> Problem details: Within the entries below, find every line that has the string "static", then copy it.

::: Data records

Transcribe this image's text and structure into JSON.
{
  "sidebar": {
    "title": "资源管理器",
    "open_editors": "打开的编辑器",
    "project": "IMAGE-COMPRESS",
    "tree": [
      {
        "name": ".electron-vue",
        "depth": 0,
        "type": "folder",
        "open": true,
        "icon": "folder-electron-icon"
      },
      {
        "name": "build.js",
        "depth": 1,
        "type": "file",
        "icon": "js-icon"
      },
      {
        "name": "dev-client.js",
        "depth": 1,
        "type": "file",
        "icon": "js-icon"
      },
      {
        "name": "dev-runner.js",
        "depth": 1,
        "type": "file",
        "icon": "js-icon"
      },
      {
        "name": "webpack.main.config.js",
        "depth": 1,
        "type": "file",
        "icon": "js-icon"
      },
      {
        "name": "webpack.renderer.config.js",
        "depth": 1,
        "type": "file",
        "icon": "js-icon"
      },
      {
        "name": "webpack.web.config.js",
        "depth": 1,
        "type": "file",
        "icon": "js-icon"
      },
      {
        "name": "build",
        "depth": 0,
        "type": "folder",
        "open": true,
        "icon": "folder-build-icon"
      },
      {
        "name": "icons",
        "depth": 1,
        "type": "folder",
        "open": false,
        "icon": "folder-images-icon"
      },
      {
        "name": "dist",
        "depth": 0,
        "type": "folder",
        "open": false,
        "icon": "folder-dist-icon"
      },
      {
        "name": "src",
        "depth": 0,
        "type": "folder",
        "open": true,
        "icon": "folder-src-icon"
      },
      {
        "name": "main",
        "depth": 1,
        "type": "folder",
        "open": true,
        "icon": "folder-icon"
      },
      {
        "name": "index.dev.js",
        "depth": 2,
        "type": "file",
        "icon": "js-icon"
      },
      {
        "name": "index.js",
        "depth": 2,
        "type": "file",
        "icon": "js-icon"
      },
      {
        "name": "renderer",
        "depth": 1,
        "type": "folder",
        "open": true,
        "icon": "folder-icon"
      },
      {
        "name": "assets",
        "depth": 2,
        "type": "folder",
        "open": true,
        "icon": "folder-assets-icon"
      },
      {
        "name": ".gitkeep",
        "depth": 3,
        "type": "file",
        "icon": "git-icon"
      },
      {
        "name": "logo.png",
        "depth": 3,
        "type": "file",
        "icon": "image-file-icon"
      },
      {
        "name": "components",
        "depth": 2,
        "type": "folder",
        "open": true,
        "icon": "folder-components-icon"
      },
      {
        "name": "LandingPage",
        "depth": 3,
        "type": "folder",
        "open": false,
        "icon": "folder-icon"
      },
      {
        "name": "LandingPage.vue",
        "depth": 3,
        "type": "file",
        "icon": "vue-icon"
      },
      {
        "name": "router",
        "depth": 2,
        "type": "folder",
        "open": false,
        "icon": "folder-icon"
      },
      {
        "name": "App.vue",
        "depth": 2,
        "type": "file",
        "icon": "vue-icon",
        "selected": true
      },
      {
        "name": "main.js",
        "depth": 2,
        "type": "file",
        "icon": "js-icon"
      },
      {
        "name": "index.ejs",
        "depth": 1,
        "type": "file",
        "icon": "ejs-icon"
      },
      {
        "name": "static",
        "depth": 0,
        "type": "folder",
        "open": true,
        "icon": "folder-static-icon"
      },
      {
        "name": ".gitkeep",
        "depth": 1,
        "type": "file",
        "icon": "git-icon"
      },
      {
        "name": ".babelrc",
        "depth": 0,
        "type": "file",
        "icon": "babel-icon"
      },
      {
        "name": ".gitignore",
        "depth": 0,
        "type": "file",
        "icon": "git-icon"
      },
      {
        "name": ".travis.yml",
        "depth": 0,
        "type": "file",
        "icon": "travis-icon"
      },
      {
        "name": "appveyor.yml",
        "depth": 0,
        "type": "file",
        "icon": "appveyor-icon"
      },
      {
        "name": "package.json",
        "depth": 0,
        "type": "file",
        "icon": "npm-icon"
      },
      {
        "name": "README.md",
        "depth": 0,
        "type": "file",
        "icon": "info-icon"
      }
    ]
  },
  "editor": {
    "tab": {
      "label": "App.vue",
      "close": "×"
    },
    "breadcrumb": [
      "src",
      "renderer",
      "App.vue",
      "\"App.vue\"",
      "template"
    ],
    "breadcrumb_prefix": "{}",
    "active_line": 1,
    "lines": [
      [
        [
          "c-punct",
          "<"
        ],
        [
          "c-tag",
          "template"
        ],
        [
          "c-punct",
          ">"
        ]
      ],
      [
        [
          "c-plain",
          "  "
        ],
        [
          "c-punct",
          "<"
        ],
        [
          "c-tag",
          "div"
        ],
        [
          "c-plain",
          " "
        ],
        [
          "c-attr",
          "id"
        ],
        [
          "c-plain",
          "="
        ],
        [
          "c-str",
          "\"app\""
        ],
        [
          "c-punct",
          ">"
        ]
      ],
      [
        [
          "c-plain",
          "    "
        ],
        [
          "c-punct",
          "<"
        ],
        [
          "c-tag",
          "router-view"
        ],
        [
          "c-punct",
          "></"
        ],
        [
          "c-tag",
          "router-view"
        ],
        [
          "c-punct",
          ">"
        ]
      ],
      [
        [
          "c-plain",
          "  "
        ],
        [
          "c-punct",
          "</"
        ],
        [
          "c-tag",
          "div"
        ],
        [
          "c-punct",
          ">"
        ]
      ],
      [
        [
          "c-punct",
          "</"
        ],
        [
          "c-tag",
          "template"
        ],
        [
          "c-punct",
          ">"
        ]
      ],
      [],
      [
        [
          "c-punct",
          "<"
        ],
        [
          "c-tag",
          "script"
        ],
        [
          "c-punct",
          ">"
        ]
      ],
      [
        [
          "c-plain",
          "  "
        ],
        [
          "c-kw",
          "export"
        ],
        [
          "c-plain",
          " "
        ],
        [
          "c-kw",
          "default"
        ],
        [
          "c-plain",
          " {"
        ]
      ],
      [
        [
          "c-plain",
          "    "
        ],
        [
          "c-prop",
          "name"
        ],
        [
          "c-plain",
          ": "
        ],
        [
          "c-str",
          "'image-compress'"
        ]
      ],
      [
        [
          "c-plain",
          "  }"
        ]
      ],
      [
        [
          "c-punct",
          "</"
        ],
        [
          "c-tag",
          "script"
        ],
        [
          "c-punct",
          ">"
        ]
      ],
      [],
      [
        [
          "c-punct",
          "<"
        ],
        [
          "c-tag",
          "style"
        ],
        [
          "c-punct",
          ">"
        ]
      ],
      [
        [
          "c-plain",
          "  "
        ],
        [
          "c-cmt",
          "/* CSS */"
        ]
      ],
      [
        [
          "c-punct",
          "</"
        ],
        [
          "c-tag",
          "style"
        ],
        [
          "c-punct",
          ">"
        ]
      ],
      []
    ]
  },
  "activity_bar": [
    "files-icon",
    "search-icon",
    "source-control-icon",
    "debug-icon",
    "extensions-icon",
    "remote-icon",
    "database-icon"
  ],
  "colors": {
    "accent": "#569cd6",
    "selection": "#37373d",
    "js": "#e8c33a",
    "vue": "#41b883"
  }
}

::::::

> Answer for this exercise:
        "name": "static",
        "icon": "folder-static-icon"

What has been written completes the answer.